What the exercise asks:
Print the entries verbatim, leaving out the images they contain.

■ ■ ■ ■ ■

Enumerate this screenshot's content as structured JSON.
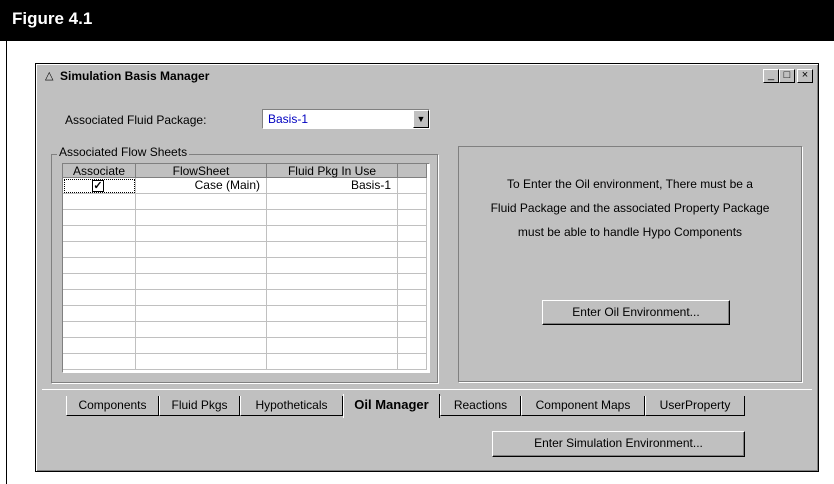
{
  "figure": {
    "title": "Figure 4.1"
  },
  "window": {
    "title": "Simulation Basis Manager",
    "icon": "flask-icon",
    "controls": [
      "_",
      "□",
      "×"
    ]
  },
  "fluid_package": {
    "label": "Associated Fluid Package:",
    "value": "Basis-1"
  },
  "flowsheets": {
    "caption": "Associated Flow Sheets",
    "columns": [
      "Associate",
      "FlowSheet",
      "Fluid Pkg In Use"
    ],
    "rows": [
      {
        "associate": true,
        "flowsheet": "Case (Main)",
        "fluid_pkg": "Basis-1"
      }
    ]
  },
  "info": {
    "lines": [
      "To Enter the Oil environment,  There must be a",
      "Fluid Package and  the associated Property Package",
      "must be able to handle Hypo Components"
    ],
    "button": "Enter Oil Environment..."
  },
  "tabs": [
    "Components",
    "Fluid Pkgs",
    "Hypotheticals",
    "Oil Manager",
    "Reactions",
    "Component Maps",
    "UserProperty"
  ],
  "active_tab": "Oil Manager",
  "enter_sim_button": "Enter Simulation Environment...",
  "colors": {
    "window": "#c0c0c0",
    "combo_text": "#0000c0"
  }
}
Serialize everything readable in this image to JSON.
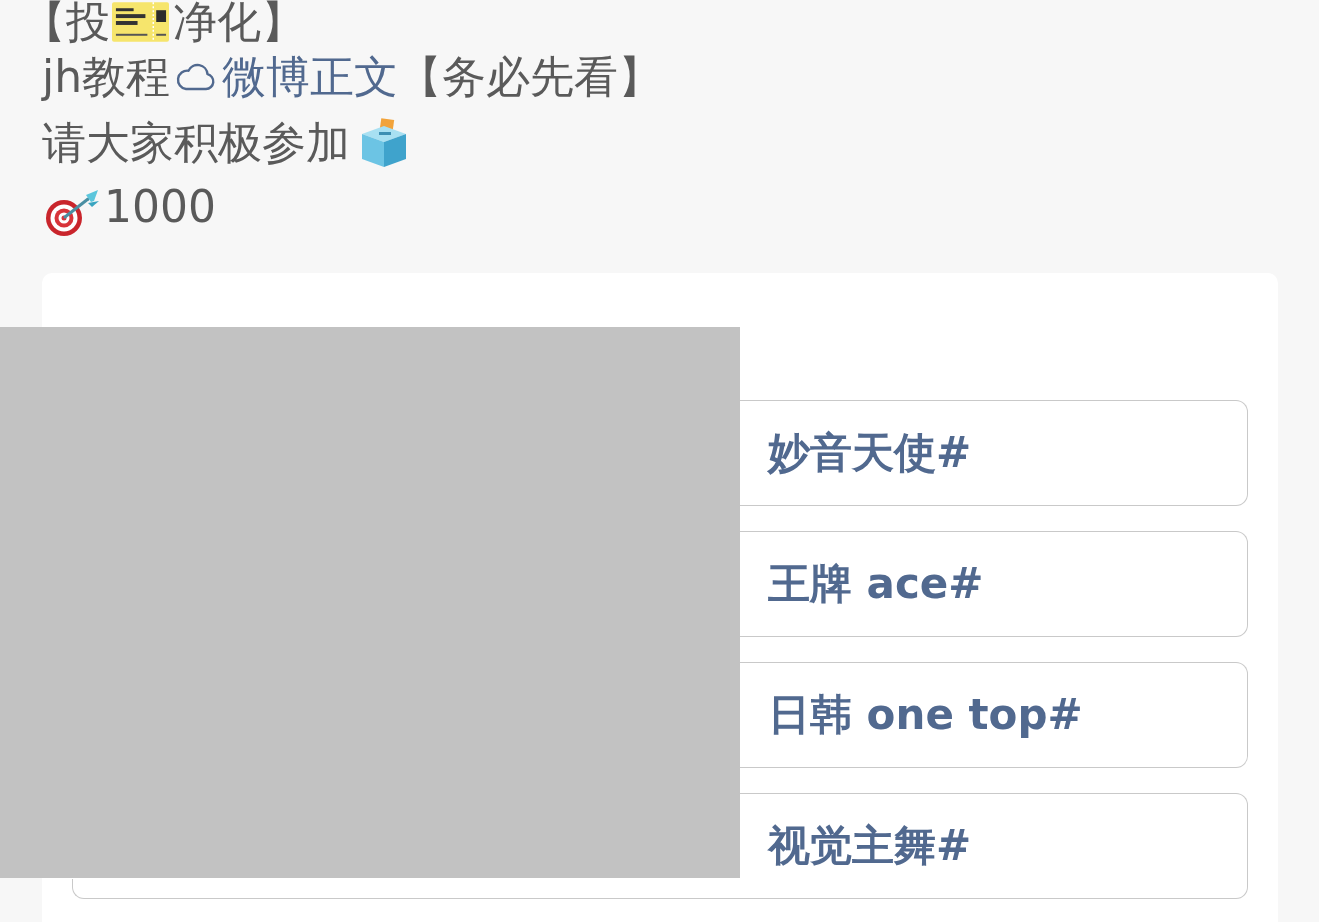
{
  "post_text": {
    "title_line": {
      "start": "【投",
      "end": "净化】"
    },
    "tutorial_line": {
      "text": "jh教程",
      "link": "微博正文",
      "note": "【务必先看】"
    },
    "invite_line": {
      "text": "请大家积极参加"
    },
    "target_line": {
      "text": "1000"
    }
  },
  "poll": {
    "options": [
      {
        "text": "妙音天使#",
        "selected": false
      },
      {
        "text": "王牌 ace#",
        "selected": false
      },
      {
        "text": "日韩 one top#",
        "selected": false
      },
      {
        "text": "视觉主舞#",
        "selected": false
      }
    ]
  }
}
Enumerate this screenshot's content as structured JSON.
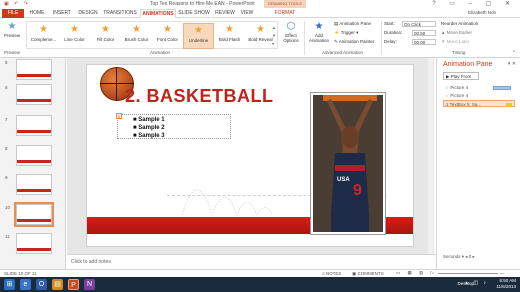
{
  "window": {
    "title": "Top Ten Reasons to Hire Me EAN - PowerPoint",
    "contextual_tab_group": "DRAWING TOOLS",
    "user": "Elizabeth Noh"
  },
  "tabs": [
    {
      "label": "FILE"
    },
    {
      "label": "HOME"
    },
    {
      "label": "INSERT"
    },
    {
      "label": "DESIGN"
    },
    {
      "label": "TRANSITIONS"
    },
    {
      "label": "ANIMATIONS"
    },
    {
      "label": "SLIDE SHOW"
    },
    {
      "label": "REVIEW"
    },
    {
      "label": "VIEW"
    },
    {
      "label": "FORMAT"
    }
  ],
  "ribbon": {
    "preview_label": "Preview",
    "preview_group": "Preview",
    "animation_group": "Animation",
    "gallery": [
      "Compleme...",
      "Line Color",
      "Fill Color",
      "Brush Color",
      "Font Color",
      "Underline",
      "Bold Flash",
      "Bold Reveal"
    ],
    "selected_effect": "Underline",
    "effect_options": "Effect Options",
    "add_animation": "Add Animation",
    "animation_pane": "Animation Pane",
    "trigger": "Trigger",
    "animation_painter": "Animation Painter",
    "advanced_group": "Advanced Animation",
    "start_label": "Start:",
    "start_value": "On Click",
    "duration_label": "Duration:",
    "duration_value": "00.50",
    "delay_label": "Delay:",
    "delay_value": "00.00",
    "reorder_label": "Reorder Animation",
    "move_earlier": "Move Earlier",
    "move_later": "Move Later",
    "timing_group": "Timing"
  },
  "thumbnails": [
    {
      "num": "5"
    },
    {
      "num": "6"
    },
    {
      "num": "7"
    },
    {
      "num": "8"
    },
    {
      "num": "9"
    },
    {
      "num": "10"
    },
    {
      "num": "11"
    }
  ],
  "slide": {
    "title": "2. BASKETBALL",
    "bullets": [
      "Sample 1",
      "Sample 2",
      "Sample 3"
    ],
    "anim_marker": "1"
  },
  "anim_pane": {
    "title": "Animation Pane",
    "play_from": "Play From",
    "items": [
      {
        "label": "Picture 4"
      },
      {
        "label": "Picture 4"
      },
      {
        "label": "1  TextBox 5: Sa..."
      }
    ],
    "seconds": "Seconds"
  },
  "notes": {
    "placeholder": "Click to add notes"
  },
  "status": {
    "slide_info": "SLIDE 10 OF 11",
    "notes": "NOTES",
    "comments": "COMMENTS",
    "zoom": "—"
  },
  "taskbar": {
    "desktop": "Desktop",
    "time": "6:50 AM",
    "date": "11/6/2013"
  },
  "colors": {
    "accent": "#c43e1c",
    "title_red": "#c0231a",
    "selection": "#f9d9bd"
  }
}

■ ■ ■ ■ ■

Solved problem:
Enumerate this screenshot's content as structured JSON.
{
  "figure": {
    "title": "Figure 4.1"
  },
  "window": {
    "title": "Simulation Basis Manager",
    "icon": "flask-icon",
    "controls": [
      "_",
      "□",
      "×"
    ]
  },
  "fluid_package": {
    "label": "Associated Fluid Package:",
    "value": "Basis-1"
  },
  "flowsheets": {
    "caption": "Associated Flow Sheets",
    "columns": [
      "Associate",
      "FlowSheet",
      "Fluid Pkg In Use"
    ],
    "rows": [
      {
        "associate": true,
        "flowsheet": "Case (Main)",
        "fluid_pkg": "Basis-1"
      }
    ]
  },
  "info": {
    "lines": [
      "To Enter the Oil environment,  There must be a",
      "Fluid Package and  the associated Property Package",
      "must be able to handle Hypo Components"
    ],
    "button": "Enter Oil Environment..."
  },
  "tabs": [
    "Components",
    "Fluid Pkgs",
    "Hypotheticals",
    "Oil Manager",
    "Reactions",
    "Component Maps",
    "UserProperty"
  ],
  "active_tab": "Oil Manager",
  "enter_sim_button": "Enter Simulation Environment...",
  "colors": {
    "window": "#c0c0c0",
    "combo_text": "#0000c0"
  }
}
Serialize everything readable in this image to JSON.
{
  "post_text": {
    "title_line": {
      "start": "【投",
      "end": "净化】"
    },
    "tutorial_line": {
      "text": "jh教程",
      "link": "微博正文",
      "note": "【务必先看】"
    },
    "invite_line": {
      "text": "请大家积极参加"
    },
    "target_line": {
      "text": "1000"
    }
  },
  "poll": {
    "options": [
      {
        "text": "妙音天使#",
        "selected": false
      },
      {
        "text": "王牌 ace#",
        "selected": false
      },
      {
        "text": "日韩 one top#",
        "selected": false
      },
      {
        "text": "视觉主舞#",
        "selected": false
      }
    ]
  }
}
Enumerate this screenshot's content as structured JSON.
{
  "window": {
    "title": "Top Ten Reasons to Hire Me EAN - PowerPoint",
    "contextual_tab_group": "DRAWING TOOLS",
    "user": "Elizabeth Noh"
  },
  "tabs": [
    {
      "label": "FILE"
    },
    {
      "label": "HOME"
    },
    {
      "label": "INSERT"
    },
    {
      "label": "DESIGN"
    },
    {
      "label": "TRANSITIONS"
    },
    {
      "label": "ANIMATIONS"
    },
    {
      "label": "SLIDE SHOW"
    },
    {
      "label": "REVIEW"
    },
    {
      "label": "VIEW"
    },
    {
      "label": "FORMAT"
    }
  ],
  "ribbon": {
    "preview_label": "Preview",
    "preview_group": "Preview",
    "animation_group": "Animation",
    "gallery": [
      "Compleme...",
      "Line Color",
      "Fill Color",
      "Brush Color",
      "Font Color",
      "Underline",
      "Bold Flash",
      "Bold Reveal"
    ],
    "selected_effect": "Underline",
    "effect_options": "Effect Options",
    "add_animation": "Add Animation",
    "animation_pane": "Animation Pane",
    "trigger": "Trigger",
    "animation_painter": "Animation Painter",
    "advanced_group": "Advanced Animation",
    "start_label": "Start:",
    "start_value": "On Click",
    "duration_label": "Duration:",
    "duration_value": "00.50",
    "delay_label": "Delay:",
    "delay_value": "00.00",
    "reorder_label": "Reorder Animation",
    "move_earlier": "Move Earlier",
    "move_later": "Move Later",
    "timing_group": "Timing"
  },
  "thumbnails": [
    {
      "num": "5"
    },
    {
      "num": "6"
    },
    {
      "num": "7"
    },
    {
      "num": "8"
    },
    {
      "num": "9"
    },
    {
      "num": "10"
    },
    {
      "num": "11"
    }
  ],
  "slide": {
    "title": "2. BASKETBALL",
    "bullets": [
      "Sample 1",
      "Sample 2",
      "Sample 3"
    ],
    "anim_marker": "1"
  },
  "anim_pane": {
    "title": "Animation Pane",
    "play_from": "Play From",
    "items": [
      {
        "label": "Picture 4"
      },
      {
        "label": "Picture 4"
      },
      {
        "label": "1  TextBox 5: Sa..."
      }
    ],
    "seconds": "Seconds"
  },
  "notes": {
    "placeholder": "Click to add notes"
  },
  "status": {
    "slide_info": "SLIDE 10 OF 11",
    "notes": "NOTES",
    "comments": "COMMENTS",
    "zoom": "—"
  },
  "taskbar": {
    "desktop": "Desktop",
    "time": "6:50 AM",
    "date": "11/6/2013"
  },
  "colors": {
    "accent": "#c43e1c",
    "title_red": "#c0231a",
    "selection": "#f9d9bd"
  }
}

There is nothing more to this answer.